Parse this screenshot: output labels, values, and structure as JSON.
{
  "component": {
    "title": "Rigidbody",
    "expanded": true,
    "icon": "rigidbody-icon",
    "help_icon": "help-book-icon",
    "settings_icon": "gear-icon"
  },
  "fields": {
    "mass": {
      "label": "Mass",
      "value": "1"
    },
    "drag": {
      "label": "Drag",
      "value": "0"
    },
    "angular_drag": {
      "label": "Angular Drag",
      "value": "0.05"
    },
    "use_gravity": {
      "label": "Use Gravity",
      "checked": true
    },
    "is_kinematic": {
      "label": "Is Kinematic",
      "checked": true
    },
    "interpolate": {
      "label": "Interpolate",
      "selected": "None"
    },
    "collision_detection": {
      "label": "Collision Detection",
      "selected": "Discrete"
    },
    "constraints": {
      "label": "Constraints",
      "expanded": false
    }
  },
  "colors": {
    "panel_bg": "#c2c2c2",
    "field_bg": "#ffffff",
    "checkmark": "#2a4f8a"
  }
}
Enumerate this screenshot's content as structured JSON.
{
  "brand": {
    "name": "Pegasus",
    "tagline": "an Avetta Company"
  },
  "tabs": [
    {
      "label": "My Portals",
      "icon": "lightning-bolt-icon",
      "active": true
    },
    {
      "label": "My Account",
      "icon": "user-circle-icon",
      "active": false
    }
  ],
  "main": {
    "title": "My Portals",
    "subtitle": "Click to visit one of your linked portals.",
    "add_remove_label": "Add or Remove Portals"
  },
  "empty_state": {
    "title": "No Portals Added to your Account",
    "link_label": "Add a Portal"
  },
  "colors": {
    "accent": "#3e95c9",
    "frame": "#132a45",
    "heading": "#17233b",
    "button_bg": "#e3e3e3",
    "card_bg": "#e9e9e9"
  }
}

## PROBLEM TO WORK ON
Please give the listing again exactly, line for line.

## OUTPUT FOR THIS EXERCISE
Parse this screenshot: output labels, values, and structure as JSON.
{
  "component": {
    "title": "Rigidbody",
    "expanded": true,
    "icon": "rigidbody-icon",
    "help_icon": "help-book-icon",
    "settings_icon": "gear-icon"
  },
  "fields": {
    "mass": {
      "label": "Mass",
      "value": "1"
    },
    "drag": {
      "label": "Drag",
      "value": "0"
    },
    "angular_drag": {
      "label": "Angular Drag",
      "value": "0.05"
    },
    "use_gravity": {
      "label": "Use Gravity",
      "checked": true
    },
    "is_kinematic": {
      "label": "Is Kinematic",
      "checked": true
    },
    "interpolate": {
      "label": "Interpolate",
      "selected": "None"
    },
    "collision_detection": {
      "label": "Collision Detection",
      "selected": "Discrete"
    },
    "constraints": {
      "label": "Constraints",
      "expanded": false
    }
  },
  "colors": {
    "panel_bg": "#c2c2c2",
    "field_bg": "#ffffff",
    "checkmark": "#2a4f8a"
  }
}
Enumerate this screenshot's content as structured JSON.
{
  "brand": {
    "name": "Pegasus",
    "tagline": "an Avetta Company"
  },
  "tabs": [
    {
      "label": "My Portals",
      "icon": "lightning-bolt-icon",
      "active": true
    },
    {
      "label": "My Account",
      "icon": "user-circle-icon",
      "active": false
    }
  ],
  "main": {
    "title": "My Portals",
    "subtitle": "Click to visit one of your linked portals.",
    "add_remove_label": "Add or Remove Portals"
  },
  "empty_state": {
    "title": "No Portals Added to your Account",
    "link_label": "Add a Portal"
  },
  "colors": {
    "accent": "#3e95c9",
    "frame": "#132a45",
    "heading": "#17233b",
    "button_bg": "#e3e3e3",
    "card_bg": "#e9e9e9"
  }
}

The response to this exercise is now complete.